Exercise requirements: All entries below must be given again exactly as they stand.
● ● ● ● ● ● ●
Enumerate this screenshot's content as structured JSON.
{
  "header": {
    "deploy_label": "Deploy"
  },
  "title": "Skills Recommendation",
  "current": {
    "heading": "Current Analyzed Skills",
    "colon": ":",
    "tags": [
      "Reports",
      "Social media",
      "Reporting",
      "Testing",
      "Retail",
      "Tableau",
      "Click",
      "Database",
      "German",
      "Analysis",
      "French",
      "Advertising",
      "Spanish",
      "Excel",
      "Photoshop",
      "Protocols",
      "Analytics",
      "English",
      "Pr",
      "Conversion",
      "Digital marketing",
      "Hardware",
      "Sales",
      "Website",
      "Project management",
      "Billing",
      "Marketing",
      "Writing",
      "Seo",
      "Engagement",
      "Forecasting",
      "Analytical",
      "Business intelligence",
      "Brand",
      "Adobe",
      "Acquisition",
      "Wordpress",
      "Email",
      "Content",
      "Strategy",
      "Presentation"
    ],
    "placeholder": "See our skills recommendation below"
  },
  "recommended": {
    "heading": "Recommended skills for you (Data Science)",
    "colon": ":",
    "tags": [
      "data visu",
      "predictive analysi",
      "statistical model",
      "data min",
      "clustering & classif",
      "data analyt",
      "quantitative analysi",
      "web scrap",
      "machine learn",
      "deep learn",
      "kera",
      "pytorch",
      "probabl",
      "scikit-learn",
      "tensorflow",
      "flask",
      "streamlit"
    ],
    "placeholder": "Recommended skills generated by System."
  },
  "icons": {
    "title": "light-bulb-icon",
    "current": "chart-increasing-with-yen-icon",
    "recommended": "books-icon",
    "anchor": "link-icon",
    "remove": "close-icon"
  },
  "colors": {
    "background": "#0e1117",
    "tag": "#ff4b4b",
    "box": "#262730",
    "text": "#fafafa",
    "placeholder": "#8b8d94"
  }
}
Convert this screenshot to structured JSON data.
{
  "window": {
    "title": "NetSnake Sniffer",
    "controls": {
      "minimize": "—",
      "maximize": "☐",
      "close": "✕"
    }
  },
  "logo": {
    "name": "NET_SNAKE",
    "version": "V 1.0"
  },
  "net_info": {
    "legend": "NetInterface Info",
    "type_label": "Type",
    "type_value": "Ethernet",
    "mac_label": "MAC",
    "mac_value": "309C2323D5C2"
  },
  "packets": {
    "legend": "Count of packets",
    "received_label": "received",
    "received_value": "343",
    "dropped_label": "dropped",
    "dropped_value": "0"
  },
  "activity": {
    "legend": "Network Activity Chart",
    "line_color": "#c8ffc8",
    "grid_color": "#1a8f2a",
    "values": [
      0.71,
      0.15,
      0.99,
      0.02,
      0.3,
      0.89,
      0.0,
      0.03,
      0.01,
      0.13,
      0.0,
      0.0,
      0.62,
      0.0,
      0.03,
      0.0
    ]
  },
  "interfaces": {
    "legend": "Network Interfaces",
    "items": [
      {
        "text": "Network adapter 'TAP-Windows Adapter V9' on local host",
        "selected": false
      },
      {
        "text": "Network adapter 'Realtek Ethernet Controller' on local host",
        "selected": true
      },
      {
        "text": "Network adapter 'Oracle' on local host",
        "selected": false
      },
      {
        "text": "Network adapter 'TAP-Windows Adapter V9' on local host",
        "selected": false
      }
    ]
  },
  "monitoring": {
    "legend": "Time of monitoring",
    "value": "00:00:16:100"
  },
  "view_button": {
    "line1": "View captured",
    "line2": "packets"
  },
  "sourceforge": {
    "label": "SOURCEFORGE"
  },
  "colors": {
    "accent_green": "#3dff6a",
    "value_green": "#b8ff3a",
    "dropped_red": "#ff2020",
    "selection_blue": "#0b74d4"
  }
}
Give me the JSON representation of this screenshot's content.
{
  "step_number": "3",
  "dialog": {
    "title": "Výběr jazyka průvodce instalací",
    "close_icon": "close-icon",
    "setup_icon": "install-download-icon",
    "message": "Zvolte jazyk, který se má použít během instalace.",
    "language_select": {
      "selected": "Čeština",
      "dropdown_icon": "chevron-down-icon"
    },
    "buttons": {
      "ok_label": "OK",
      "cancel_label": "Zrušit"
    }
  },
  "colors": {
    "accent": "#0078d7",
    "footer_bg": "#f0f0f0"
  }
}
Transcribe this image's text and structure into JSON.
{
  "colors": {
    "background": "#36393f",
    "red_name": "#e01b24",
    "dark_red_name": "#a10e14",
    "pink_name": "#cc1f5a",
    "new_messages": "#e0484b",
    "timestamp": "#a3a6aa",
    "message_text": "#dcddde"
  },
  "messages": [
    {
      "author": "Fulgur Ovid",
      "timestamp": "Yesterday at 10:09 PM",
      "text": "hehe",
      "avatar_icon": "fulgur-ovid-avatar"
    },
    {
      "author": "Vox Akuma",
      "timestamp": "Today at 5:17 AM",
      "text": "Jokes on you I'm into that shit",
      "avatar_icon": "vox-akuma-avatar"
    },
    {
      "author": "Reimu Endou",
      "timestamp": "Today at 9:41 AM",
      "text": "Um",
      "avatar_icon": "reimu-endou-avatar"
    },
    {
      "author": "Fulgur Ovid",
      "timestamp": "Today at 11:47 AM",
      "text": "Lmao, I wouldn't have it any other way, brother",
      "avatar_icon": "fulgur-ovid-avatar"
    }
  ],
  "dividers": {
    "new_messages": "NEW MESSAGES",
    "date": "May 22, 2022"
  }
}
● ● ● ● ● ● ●
Solution to the problem:
Enumerate this screenshot's content as structured JSON.
{
  "header": {
    "deploy_label": "Deploy"
  },
  "title": "Skills Recommendation",
  "current": {
    "heading": "Current Analyzed Skills",
    "colon": ":",
    "tags": [
      "Reports",
      "Social media",
      "Reporting",
      "Testing",
      "Retail",
      "Tableau",
      "Click",
      "Database",
      "German",
      "Analysis",
      "French",
      "Advertising",
      "Spanish",
      "Excel",
      "Photoshop",
      "Protocols",
      "Analytics",
      "English",
      "Pr",
      "Conversion",
      "Digital marketing",
      "Hardware",
      "Sales",
      "Website",
      "Project management",
      "Billing",
      "Marketing",
      "Writing",
      "Seo",
      "Engagement",
      "Forecasting",
      "Analytical",
      "Business intelligence",
      "Brand",
      "Adobe",
      "Acquisition",
      "Wordpress",
      "Email",
      "Content",
      "Strategy",
      "Presentation"
    ],
    "placeholder": "See our skills recommendation below"
  },
  "recommended": {
    "heading": "Recommended skills for you (Data Science)",
    "colon": ":",
    "tags": [
      "data visu",
      "predictive analysi",
      "statistical model",
      "data min",
      "clustering & classif",
      "data analyt",
      "quantitative analysi",
      "web scrap",
      "machine learn",
      "deep learn",
      "kera",
      "pytorch",
      "probabl",
      "scikit-learn",
      "tensorflow",
      "flask",
      "streamlit"
    ],
    "placeholder": "Recommended skills generated by System."
  },
  "icons": {
    "title": "light-bulb-icon",
    "current": "chart-increasing-with-yen-icon",
    "recommended": "books-icon",
    "anchor": "link-icon",
    "remove": "close-icon"
  },
  "colors": {
    "background": "#0e1117",
    "tag": "#ff4b4b",
    "box": "#262730",
    "text": "#fafafa",
    "placeholder": "#8b8d94"
  }
}
Convert this screenshot to structured JSON data.
{
  "window": {
    "title": "NetSnake Sniffer",
    "controls": {
      "minimize": "—",
      "maximize": "☐",
      "close": "✕"
    }
  },
  "logo": {
    "name": "NET_SNAKE",
    "version": "V 1.0"
  },
  "net_info": {
    "legend": "NetInterface Info",
    "type_label": "Type",
    "type_value": "Ethernet",
    "mac_label": "MAC",
    "mac_value": "309C2323D5C2"
  },
  "packets": {
    "legend": "Count of packets",
    "received_label": "received",
    "received_value": "343",
    "dropped_label": "dropped",
    "dropped_value": "0"
  },
  "activity": {
    "legend": "Network Activity Chart",
    "line_color": "#c8ffc8",
    "grid_color": "#1a8f2a",
    "values": [
      0.71,
      0.15,
      0.99,
      0.02,
      0.3,
      0.89,
      0.0,
      0.03,
      0.01,
      0.13,
      0.0,
      0.0,
      0.62,
      0.0,
      0.03,
      0.0
    ]
  },
  "interfaces": {
    "legend": "Network Interfaces",
    "items": [
      {
        "text": "Network adapter 'TAP-Windows Adapter V9' on local host",
        "selected": false
      },
      {
        "text": "Network adapter 'Realtek Ethernet Controller' on local host",
        "selected": true
      },
      {
        "text": "Network adapter 'Oracle' on local host",
        "selected": false
      },
      {
        "text": "Network adapter 'TAP-Windows Adapter V9' on local host",
        "selected": false
      }
    ]
  },
  "monitoring": {
    "legend": "Time of monitoring",
    "value": "00:00:16:100"
  },
  "view_button": {
    "line1": "View captured",
    "line2": "packets"
  },
  "sourceforge": {
    "label": "SOURCEFORGE"
  },
  "colors": {
    "accent_green": "#3dff6a",
    "value_green": "#b8ff3a",
    "dropped_red": "#ff2020",
    "selection_blue": "#0b74d4"
  }
}
Give me the JSON representation of this screenshot's content.
{
  "step_number": "3",
  "dialog": {
    "title": "Výběr jazyka průvodce instalací",
    "close_icon": "close-icon",
    "setup_icon": "install-download-icon",
    "message": "Zvolte jazyk, který se má použít během instalace.",
    "language_select": {
      "selected": "Čeština",
      "dropdown_icon": "chevron-down-icon"
    },
    "buttons": {
      "ok_label": "OK",
      "cancel_label": "Zrušit"
    }
  },
  "colors": {
    "accent": "#0078d7",
    "footer_bg": "#f0f0f0"
  }
}
Transcribe this image's text and structure into JSON.
{
  "colors": {
    "background": "#36393f",
    "red_name": "#e01b24",
    "dark_red_name": "#a10e14",
    "pink_name": "#cc1f5a",
    "new_messages": "#e0484b",
    "timestamp": "#a3a6aa",
    "message_text": "#dcddde"
  },
  "messages": [
    {
      "author": "Fulgur Ovid",
      "timestamp": "Yesterday at 10:09 PM",
      "text": "hehe",
      "avatar_icon": "fulgur-ovid-avatar"
    },
    {
      "author": "Vox Akuma",
      "timestamp": "Today at 5:17 AM",
      "text": "Jokes on you I'm into that shit",
      "avatar_icon": "vox-akuma-avatar"
    },
    {
      "author": "Reimu Endou",
      "timestamp": "Today at 9:41 AM",
      "text": "Um",
      "avatar_icon": "reimu-endou-avatar"
    },
    {
      "author": "Fulgur Ovid",
      "timestamp": "Today at 11:47 AM",
      "text": "Lmao, I wouldn't have it any other way, brother",
      "avatar_icon": "fulgur-ovid-avatar"
    }
  ],
  "dividers": {
    "new_messages": "NEW MESSAGES",
    "date": "May 22, 2022"
  }
}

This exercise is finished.